* EXERCISE DIRECTIONS *
Establish how many lines below contain the string "collabnet". Respond with that number alone.

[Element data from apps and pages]

--------------------------------------------------

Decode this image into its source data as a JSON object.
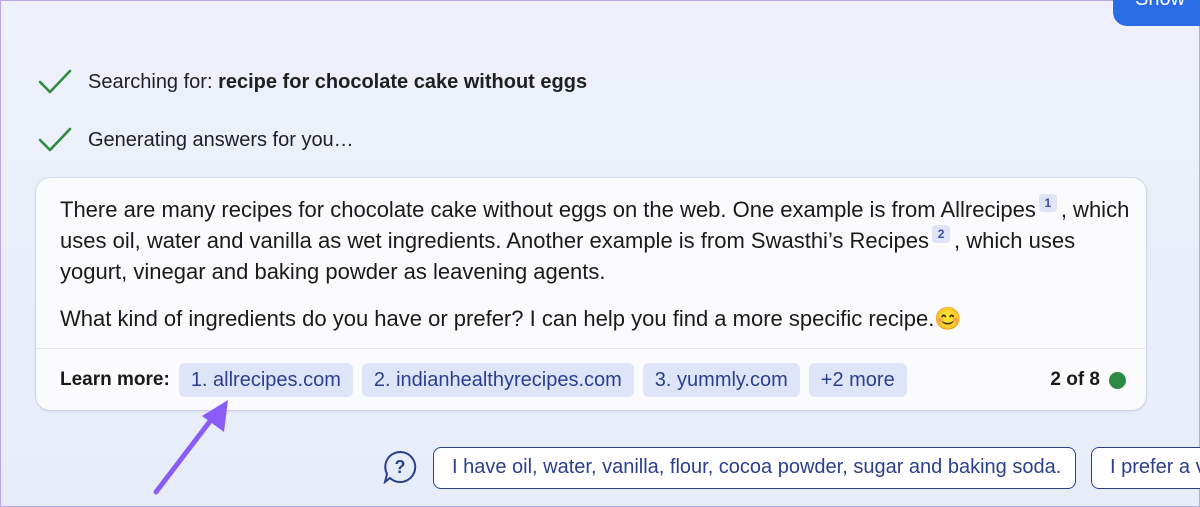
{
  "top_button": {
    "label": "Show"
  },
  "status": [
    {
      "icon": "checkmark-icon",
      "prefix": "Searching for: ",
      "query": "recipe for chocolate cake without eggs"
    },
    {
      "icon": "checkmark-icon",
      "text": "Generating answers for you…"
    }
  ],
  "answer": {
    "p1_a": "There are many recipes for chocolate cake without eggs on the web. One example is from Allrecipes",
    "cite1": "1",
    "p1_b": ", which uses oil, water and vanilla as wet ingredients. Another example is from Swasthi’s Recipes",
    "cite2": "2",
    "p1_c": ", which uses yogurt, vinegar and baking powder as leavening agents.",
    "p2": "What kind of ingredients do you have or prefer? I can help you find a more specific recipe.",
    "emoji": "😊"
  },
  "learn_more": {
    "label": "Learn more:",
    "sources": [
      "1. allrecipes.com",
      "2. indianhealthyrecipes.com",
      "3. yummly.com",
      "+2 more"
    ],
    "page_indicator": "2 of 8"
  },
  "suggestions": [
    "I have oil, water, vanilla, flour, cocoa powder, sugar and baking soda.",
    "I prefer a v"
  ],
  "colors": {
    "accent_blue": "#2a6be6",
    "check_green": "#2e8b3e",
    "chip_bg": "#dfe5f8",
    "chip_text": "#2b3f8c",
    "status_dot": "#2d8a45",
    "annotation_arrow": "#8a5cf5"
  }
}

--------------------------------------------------

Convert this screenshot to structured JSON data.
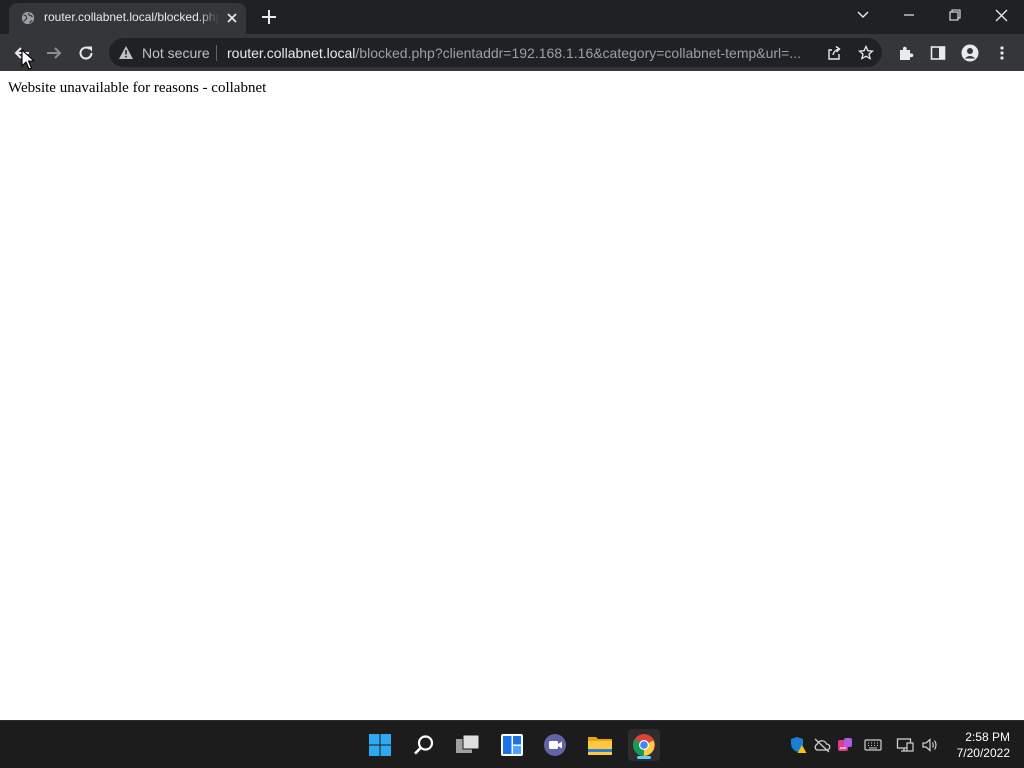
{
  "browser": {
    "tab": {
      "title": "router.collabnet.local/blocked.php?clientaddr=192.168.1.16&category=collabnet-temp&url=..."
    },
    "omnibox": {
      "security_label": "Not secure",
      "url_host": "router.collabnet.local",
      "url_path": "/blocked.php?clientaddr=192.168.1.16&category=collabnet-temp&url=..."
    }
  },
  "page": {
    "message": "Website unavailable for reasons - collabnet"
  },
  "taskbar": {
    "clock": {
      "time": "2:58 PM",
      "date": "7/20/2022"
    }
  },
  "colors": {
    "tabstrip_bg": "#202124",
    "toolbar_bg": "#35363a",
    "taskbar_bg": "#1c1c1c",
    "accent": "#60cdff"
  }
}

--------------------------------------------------

* COMPLETED EXERCISE *
4